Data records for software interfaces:
=-=-=
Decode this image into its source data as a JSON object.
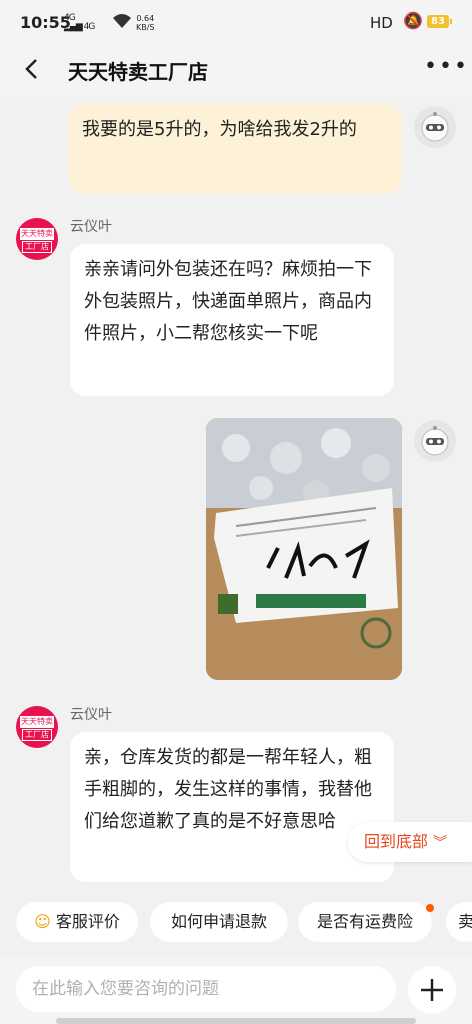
{
  "status_bar": {
    "time": "10:55",
    "signal1": "4G",
    "signal2": "4G",
    "speed_value": "0.64",
    "speed_unit": "KB/S",
    "hd": "HD",
    "battery": "83"
  },
  "header": {
    "title": "天天特卖工厂店"
  },
  "messages": [
    {
      "side": "right",
      "text": "我要的是5升的，为啥给我发2升的"
    },
    {
      "side": "left",
      "sender": "云仪叶",
      "text": "亲亲请问外包装还在吗？麻烦拍一下外包装照片，快递面单照片，商品内件照片，小二帮您核实一下呢"
    },
    {
      "side": "right",
      "type": "image",
      "handwriting": "1347"
    },
    {
      "side": "left",
      "sender": "云仪叶",
      "text": "亲，仓库发货的都是一帮年轻人，粗手粗脚的，发生这样的事情，我替他们给您道歉了真的是不好意思哈"
    }
  ],
  "shop_avatar": {
    "line1": "天天特卖",
    "line2": "工厂店"
  },
  "back_to_bottom": "回到底部",
  "quick_replies": [
    "客服评价",
    "如何申请退款",
    "是否有运费险",
    "卖"
  ],
  "input": {
    "placeholder": "在此输入您要咨询的问题"
  },
  "colors": {
    "accent": "#e44a1f",
    "user_bubble": "#fdf1d8",
    "shop_avatar": "#e8124f",
    "notify_dot": "#ff5a00"
  }
}
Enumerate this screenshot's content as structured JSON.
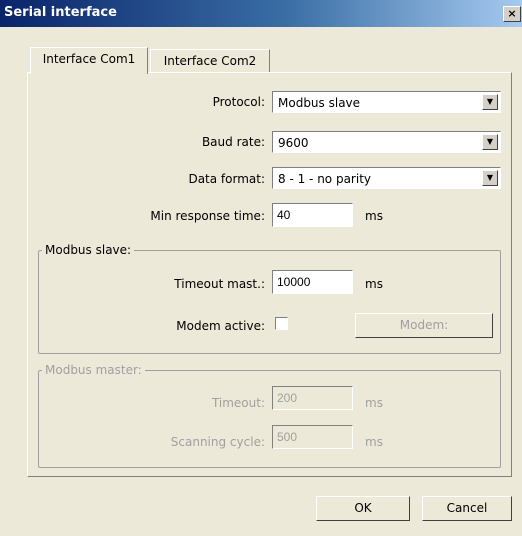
{
  "window": {
    "title": "Serial interface",
    "close_glyph": "×"
  },
  "tabs": [
    {
      "label": "Interface Com1",
      "active": true
    },
    {
      "label": "Interface Com2",
      "active": false
    }
  ],
  "settings": {
    "protocol_label": "Protocol:",
    "protocol_value": "Modbus slave",
    "baud_label": "Baud rate:",
    "baud_value": "9600",
    "format_label": "Data format:",
    "format_value": "8 - 1 - no parity",
    "min_resp_label": "Min response time:",
    "min_resp_value": "40",
    "min_resp_unit": "ms"
  },
  "modbus_slave": {
    "group_title": "Modbus slave:",
    "timeout_label": "Timeout mast.:",
    "timeout_value": "10000",
    "timeout_unit": "ms",
    "modem_label": "Modem active:",
    "modem_checked": false,
    "modem_button": "Modem:"
  },
  "modbus_master": {
    "group_title": "Modbus master:",
    "timeout_label": "Timeout:",
    "timeout_value": "200",
    "timeout_unit": "ms",
    "scan_label": "Scanning cycle:",
    "scan_value": "500",
    "scan_unit": "ms"
  },
  "footer": {
    "ok": "OK",
    "cancel": "Cancel"
  }
}
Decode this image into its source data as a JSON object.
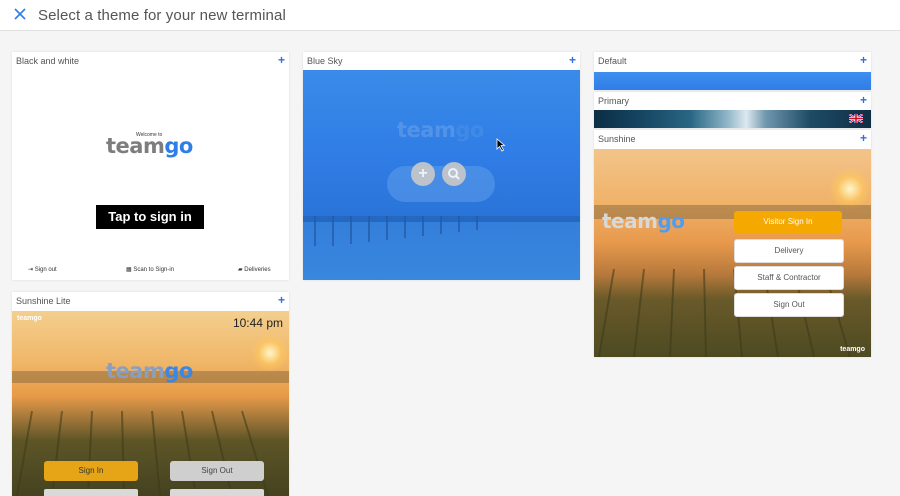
{
  "header": {
    "title": "Select a theme for your new terminal"
  },
  "themes": {
    "black_white": {
      "label": "Black and white",
      "welcome": "Welcome to",
      "logo_team": "team",
      "logo_go": "go",
      "tap_label": "Tap to sign in",
      "footer": [
        "Sign out",
        "Scan to Sign-in",
        "Deliveries"
      ]
    },
    "blue_sky": {
      "label": "Blue Sky",
      "logo_team": "team",
      "logo_go": "go",
      "overlay_color": "#2f7de6"
    },
    "default": {
      "label": "Default",
      "bar_color": "#2f7de6"
    },
    "primary": {
      "label": "Primary"
    },
    "sunshine": {
      "label": "Sunshine",
      "logo_team": "team",
      "logo_go": "go",
      "buttons": [
        "Visitor Sign In",
        "Delivery",
        "Staff & Contractor",
        "Sign Out"
      ],
      "accent": "#f5a800",
      "corner_logo": "teamgo"
    },
    "sunshine_lite": {
      "label": "Sunshine Lite",
      "corner_logo": "teamgo",
      "time": "10:44 pm",
      "logo_team": "team",
      "logo_go": "go",
      "btn_sign_in": "Sign In",
      "btn_sign_out": "Sign Out"
    }
  },
  "icons": {
    "add": "plus-icon",
    "close": "close-icon"
  },
  "add_symbol": "+"
}
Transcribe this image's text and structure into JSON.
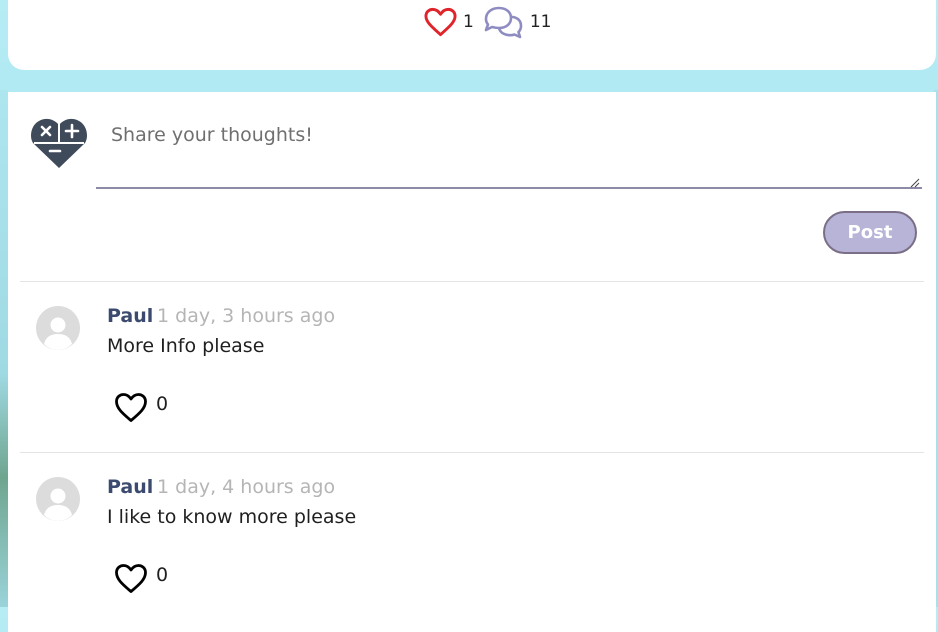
{
  "post_stats": {
    "likes_count": "1",
    "comments_count": "11"
  },
  "composer": {
    "placeholder": "Share your thoughts!",
    "post_label": "Post"
  },
  "comments": [
    {
      "author": "Paul",
      "time": "1 day, 3 hours ago",
      "text": "More Info please",
      "likes": "0"
    },
    {
      "author": "Paul",
      "time": "1 day, 4 hours ago",
      "text": "I like to know more please",
      "likes": "0"
    }
  ],
  "colors": {
    "like_heart": "#e0242b",
    "comment_bubble": "#8e8cc0",
    "author_name": "#3b4a6e",
    "timestamp": "#b5b5b5",
    "post_button": "#b7b4d8"
  }
}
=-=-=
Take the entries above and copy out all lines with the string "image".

Decode this image into its source data as a JSON object.
      "type": "image",
Decode this image into its source data as a JSON object.
Transcribe this image's text and structure into JSON.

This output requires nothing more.